[Exercise details] Copy every line from the data below in which the string "color" can be found.

Start of Block

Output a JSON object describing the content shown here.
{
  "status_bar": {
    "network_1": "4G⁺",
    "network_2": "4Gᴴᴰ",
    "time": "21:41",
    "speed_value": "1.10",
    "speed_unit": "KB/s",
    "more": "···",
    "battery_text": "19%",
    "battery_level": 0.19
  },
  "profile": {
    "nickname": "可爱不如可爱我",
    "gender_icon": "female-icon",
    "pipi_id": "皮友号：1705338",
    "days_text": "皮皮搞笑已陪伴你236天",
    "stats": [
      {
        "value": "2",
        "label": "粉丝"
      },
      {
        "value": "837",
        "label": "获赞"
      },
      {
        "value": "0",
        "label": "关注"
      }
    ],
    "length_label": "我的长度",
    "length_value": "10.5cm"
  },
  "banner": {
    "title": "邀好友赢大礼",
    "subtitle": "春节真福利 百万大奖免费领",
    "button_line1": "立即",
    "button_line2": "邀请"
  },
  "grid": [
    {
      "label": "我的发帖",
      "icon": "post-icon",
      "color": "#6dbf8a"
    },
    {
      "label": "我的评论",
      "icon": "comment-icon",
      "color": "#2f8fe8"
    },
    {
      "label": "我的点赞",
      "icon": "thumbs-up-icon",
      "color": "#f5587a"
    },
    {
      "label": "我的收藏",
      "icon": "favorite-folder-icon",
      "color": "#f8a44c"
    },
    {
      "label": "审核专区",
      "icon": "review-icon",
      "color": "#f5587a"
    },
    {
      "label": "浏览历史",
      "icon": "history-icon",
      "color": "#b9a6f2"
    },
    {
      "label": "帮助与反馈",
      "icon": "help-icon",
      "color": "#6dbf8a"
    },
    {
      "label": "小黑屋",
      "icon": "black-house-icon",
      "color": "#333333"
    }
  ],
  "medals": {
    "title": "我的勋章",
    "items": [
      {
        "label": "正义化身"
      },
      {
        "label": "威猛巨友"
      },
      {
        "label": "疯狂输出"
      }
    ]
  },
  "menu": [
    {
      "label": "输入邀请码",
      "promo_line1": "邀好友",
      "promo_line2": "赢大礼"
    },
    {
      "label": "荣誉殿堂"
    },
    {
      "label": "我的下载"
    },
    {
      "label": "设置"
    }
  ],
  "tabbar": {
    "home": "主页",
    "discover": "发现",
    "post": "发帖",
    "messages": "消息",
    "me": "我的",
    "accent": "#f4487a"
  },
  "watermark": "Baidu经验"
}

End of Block

[Answer to this task]
      "color": "#6dbf8a"
      "color": "#2f8fe8"
      "color": "#f5587a"
      "color": "#f8a44c"
      "color": "#f5587a"
      "color": "#b9a6f2"
      "color": "#6dbf8a"
      "color": "#333333"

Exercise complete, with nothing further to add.